26. leap second


To celebrate the Leap Second Festival, on 30th June 2015 23:59:60 UTC (http://www.nmartproject.net/netex/?p=6354)
a performance is planned.

It will be simple and concise, consisting of either a Yes or a No.

The Yes or No will be generated by a quantum random number generator, which is a machine that generates a continuous stream of 1s and 0s based on the observation of specific sub-atomic particle interactions. For our purposes here, the data this machine generates can be considered as the most random, unpredicable in the world.

The answer (1 or 0, Yes or No) that is generated at the time of the festival will be recorded and documented, and this post updated.

Since all things in the universe are inter-dependent, the Yes or No is the answer to a question we have no means of describing nor understanding. What is Yes at some point in space or time, might be influencing a No at another. All we will be able to say, is that at this moment which is one second long, we know the answer, from a certain (but in all other aspects unquantifiable) point of view.

The question, which is really a Question, could be “what is the meaning of life?” but equally it could be “is there an answer?” In other words, we might end up going round and round in circles, never really sure what the question is (or how it should be properly phrased), nor really sure what form the answer (if there is one) might take.

For the purpose of understanding and clarity, all your possible questions and answers are represented in a simple Yes or a No. There will, naturally, be those among you that declare that Life is not a Yes or a No, that in fact there are infinite regions of grey between these cold poles. I might drag these realists, kicking and screaming, through the works of Gerhard Richter or Ryoji Ikeda and then ask, what is grey, and can it be represented by 1s and 0s? …and after all that, what do you expect the result to be? What exactly would we have we proved, given that we weren’t really sure of the question in the first place?

Is this not what happens in all moments? You may reflect that at any one thought you are faced with a choice, a path, to go or to stay, to speak or remain silent. These moments and your choices are rarely recorded, but they happen and the consequences lead, second by second, day by day, not to answers but to more thoughts and choices. Or perhaps partial answers, to more partial questions, encapsulated in simple Yes or No. Also, consider this: all animals, all people, the whole universe is going through the same thing.

What will you make of the Answer, given that the Question is Unknowable? Is it a call to action or a resignation that everything is outside of our control?
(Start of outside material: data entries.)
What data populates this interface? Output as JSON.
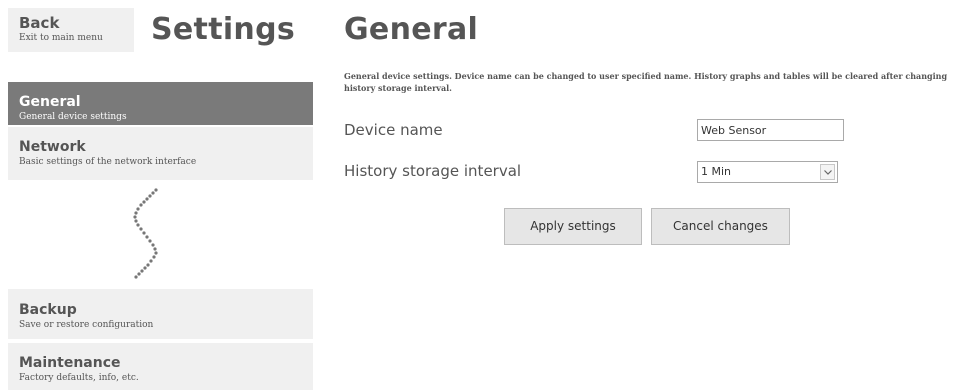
{
  "header": {
    "back": {
      "title": "Back",
      "subtitle": "Exit to main menu"
    },
    "settings_title": "Settings",
    "page_title": "General"
  },
  "sidebar": {
    "items": [
      {
        "title": "General",
        "subtitle": "General device settings",
        "active": true
      },
      {
        "title": "Network",
        "subtitle": "Basic settings of the network interface",
        "active": false
      },
      {
        "title": "Backup",
        "subtitle": "Save or restore configuration",
        "active": false
      },
      {
        "title": "Maintenance",
        "subtitle": "Factory defaults, info, etc.",
        "active": false
      }
    ]
  },
  "main": {
    "description": "General device settings. Device name can be changed to user specified name. History graphs and tables will be cleared after changing history storage interval.",
    "device_name": {
      "label": "Device name",
      "value": "Web Sensor"
    },
    "history_interval": {
      "label": "History storage interval",
      "selected": "1 Min"
    },
    "buttons": {
      "apply": "Apply settings",
      "cancel": "Cancel changes"
    }
  },
  "colors": {
    "active_nav": "#7a7a7a",
    "nav_bg": "#f0f0f0",
    "text": "#555555",
    "button_bg": "#e6e6e6"
  },
  "icons": {
    "gap_marker": "wavy-dotted-break-icon",
    "select_arrow": "chevron-down-icon"
  }
}
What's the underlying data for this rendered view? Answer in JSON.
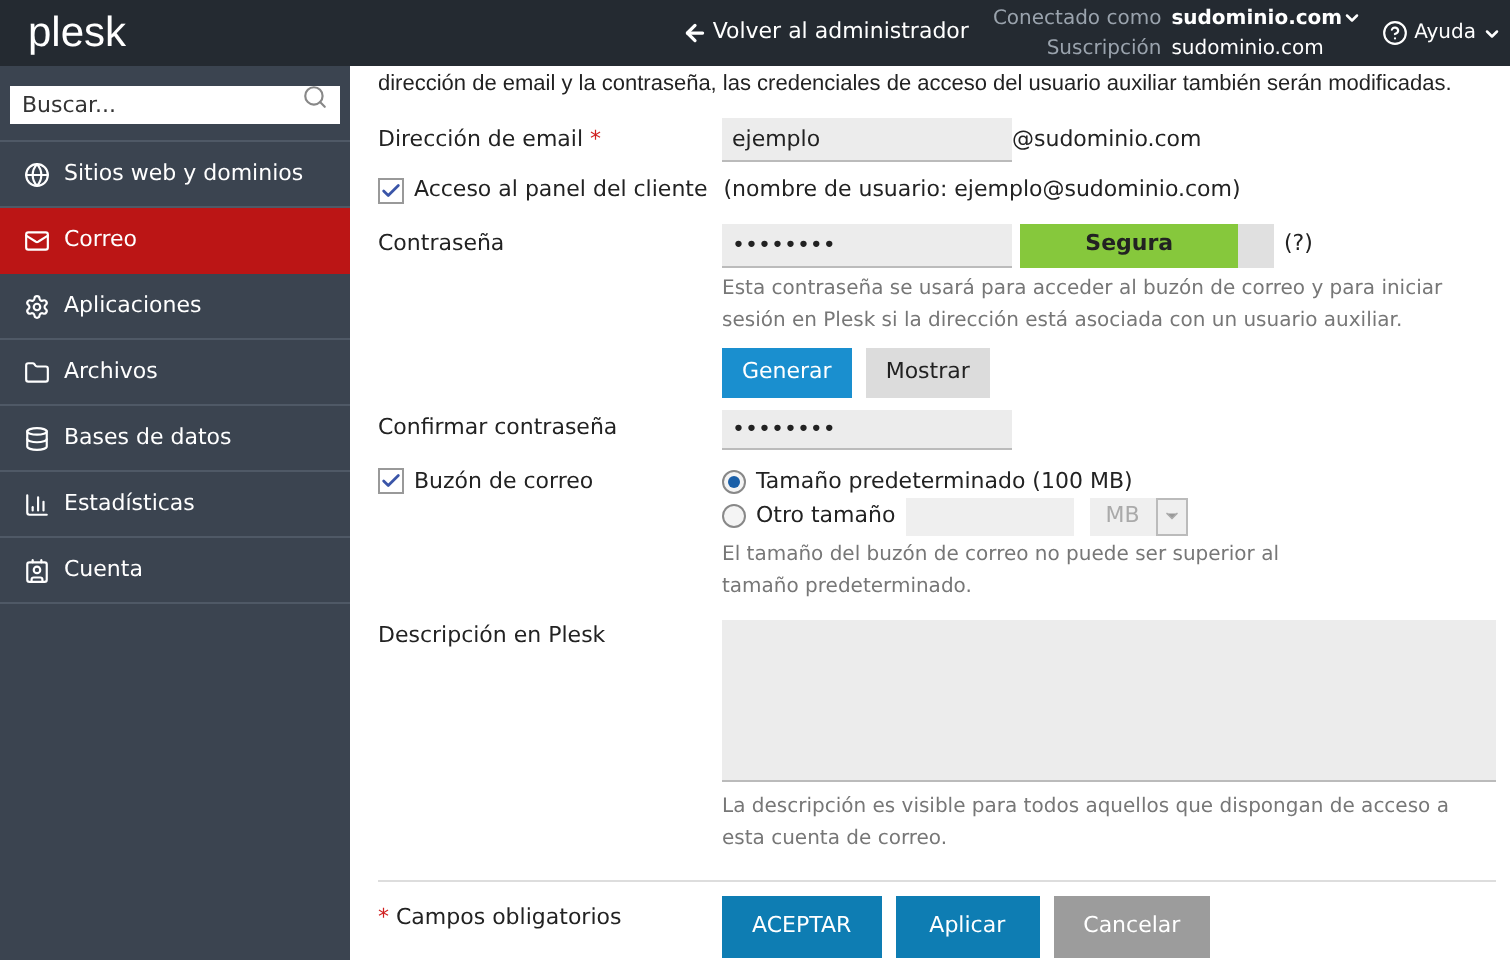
{
  "header": {
    "logo": "plesk",
    "back_link": "Volver al administrador",
    "connected_label": "Conectado como",
    "connected_value": "sudominio.com",
    "subscription_label": "Suscripción",
    "subscription_value": "sudominio.com",
    "help": "Ayuda"
  },
  "sidebar": {
    "search": {
      "placeholder": "Buscar..."
    },
    "items": [
      {
        "label": "Sitios web y dominios",
        "selected": false
      },
      {
        "label": "Correo",
        "selected": true
      },
      {
        "label": "Aplicaciones",
        "selected": false
      },
      {
        "label": "Archivos",
        "selected": false
      },
      {
        "label": "Bases de datos",
        "selected": false
      },
      {
        "label": "Estadísticas",
        "selected": false
      },
      {
        "label": "Cuenta",
        "selected": false
      }
    ]
  },
  "intro": "dirección de email y la contraseña, las credenciales de acceso del usuario auxiliar también serán modificadas.",
  "form": {
    "email": {
      "label": "Dirección de email",
      "required_mark": "*",
      "value": "ejemplo",
      "domain": "@sudominio.com"
    },
    "panel_access": {
      "label": "Acceso al panel del cliente",
      "checked": true,
      "note": "(nombre de usuario: ejemplo@sudominio.com)"
    },
    "password": {
      "label": "Contraseña",
      "value": "••••••••",
      "strength": {
        "label": "Segura",
        "level": 0.86
      },
      "help": "(?)",
      "hint": "Esta contraseña se usará para acceder al buzón de correo y para iniciar sesión en Plesk si la dirección está asociada con un usuario auxiliar.",
      "buttons": [
        "Generar",
        "Mostrar"
      ]
    },
    "confirm": {
      "label": "Confirmar contraseña",
      "value": "••••••••"
    },
    "mailbox": {
      "label": "Buzón de correo",
      "checked": true,
      "options": [
        {
          "label": "Tamaño predeterminado (100 MB)",
          "selected": true
        },
        {
          "label": "Otro tamaño",
          "selected": false
        }
      ],
      "unit": "MB",
      "hint": "El tamaño del buzón de correo no puede ser superior al tamaño predeterminado."
    },
    "description": {
      "label": "Descripción en Plesk",
      "hint": "La descripción es visible para todos aquellos que dispongan de acceso a esta cuenta de correo."
    },
    "footer": {
      "required_mark": "*",
      "required_note": "Campos obligatorios",
      "buttons": [
        {
          "label": "ACEPTAR",
          "kind": "primary"
        },
        {
          "label": "Aplicar",
          "kind": "primary"
        },
        {
          "label": "Cancelar",
          "kind": "cancel"
        }
      ]
    }
  }
}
We could imagine that this mysterious Question has both Yes and No as equally valid Answers (even at the same time!) in which case, you may ask, what exactly is the point?

Nonetheless, what do you want the answer to be? You have only 1 second to decide, 1 second that doesn’t really exist. Make the leap,

Yes, or No?



The experiment passed; approximately, unscientifically, chaotically. Silently. The binary result, technically a ‘1’, in words perhaps conceivable as a ‘yes’. The pointlessness of interpretation hangs heavy. Inspite of my best efforts, I couldn’t form a question at the crucial moment, so the result simply hangs there as if in somekind of suspension. It occurs to me that our notion of opposites, of 1 and 0 as codes, symbols, is only perfectly conceived in the language of computers. It is not for us. Perhaps the question of whether we are also driven at some fundamental level of conciousness by streams of binary thoughts only reflects our need to simplify what we don’t understand. Perhaps we want to see some natural equivalence between the machines we build and the machines we are ourselves.

The idea that at any one moment, we could compute some answer to explain the current state of the universe, with its infinite inter-dependencies, might represent our mastery over the system in which we find ourselves (as if, we are simultaneously both of the system and outside it, looking in). The nonsense of this doesn’t stop us from acting as if it were infact true. Which is why the only appropriate time for such a calculation is inside an artificial second, whose creation is testiment to our inability to measure the heartbeat of the world. Randomness gives us the answer, and also a meta-answer, which is that all the yes’s and all the no’s cancel themselves out over time, leaving a pure emptiness.